The comment period for the Software Discovery Index Meeting Report is open until NOVEMBER 1st 2014. The report is an easy and great read for an overview of needs for supporting finding and associating software with research publications, data, and research processes more broadly. The comments and discussion on the report seem quite productive, with many notes on relations to existing systems, needs, standards, and other areas covered in the report. In the appendices, the report includes:
Minimal information about software (MIAS)
A common set of metadata fields are critical for useful indexing. If this effort only provides refined free-text searching capabilities, it will not be a major improvement over currently-available resources. It is necessary, therefore, to define a key set of minimal fields can that provide maximum value. At the workshop, the following fields were described as candidates for inclusion in this list:
- Persistent identifier
- Software title
- Software version
- Software license
- >Links to code repository
- Human-readable synopsis
- Author names and affiliations
- Terms to describe software objectives or functions, and/or the following two bullets (controlled by an appropriate ontology)
- Formats for data inputs and outputs
- Platform, environment, and dependencies
- Associated grants and publications
This listing for metadata and the discussion seem interesting in part because of the parallels with discussions in the arts and humanities, including discussions on metadata and findability systems for electronic literature as with the Electronic Literature Knowledge Base (ELMCIP):
The ELMCIP Knowledge Base is a research resource for electronic literature. It provides cross-referenced, contextualized information about authors, creative works, critical writing, and practices. Current contributors should log in to the knowledge base to enter new records.
The ELMCIP Knowledge Base depends on the active participation of a community of international researchers and writers working on electronic literature. To join us in building the Knowledge Base, email email@example.com a brief message.

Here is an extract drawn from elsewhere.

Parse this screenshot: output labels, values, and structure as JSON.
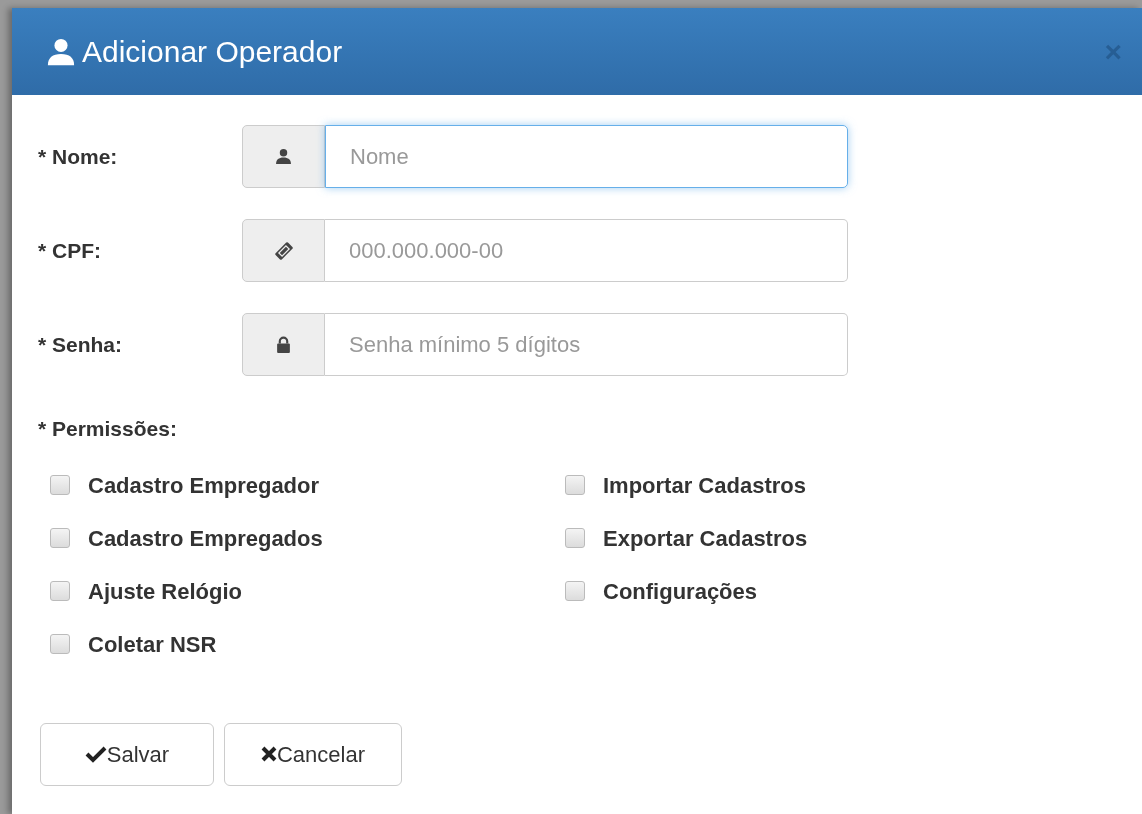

Include a brief description of your background and interests in electronic literature so we can set you up with a contributor account to add and edit records. The Knowledge Base is developed in Drupal 7 by the University of Bergen Electronic Literature Research Group as an outcome of the ELMCIP project.
The Software Discovery Index Meeting Report also reminded me of Artists Books Online, a project to define metadata and create a database of artists books:
Artists’ Books Online is designed to promote critical engagement with artists books and to provide access to a digital repository of metadata, scans, and commentary. The project serves several different communities: artists, scholars and critics, librarians and curators, and interested readers. ABsOnline operates as an online collection with curatorial guidelines established by an advisory board of professionals. Founded in 2004 ABsOnline is an ongoing project hosted at the University of Virginia under the direction of Johanna Drucker and with assistance from staff and interns working with the University Library and its units in digital scholarship. Anyone interested in participating in the project should contact us directly for guidelines on submissions.
As one commenter noted on the Software Discovery Index Meeting Report, the report includes what you would want/hope for it to include, is straightforward, and well defines and addresses the needs. It’s a very solid report, which is great both for the intended use case with scientific research and for informing projects with shared needs and concerns from many other fields and areas.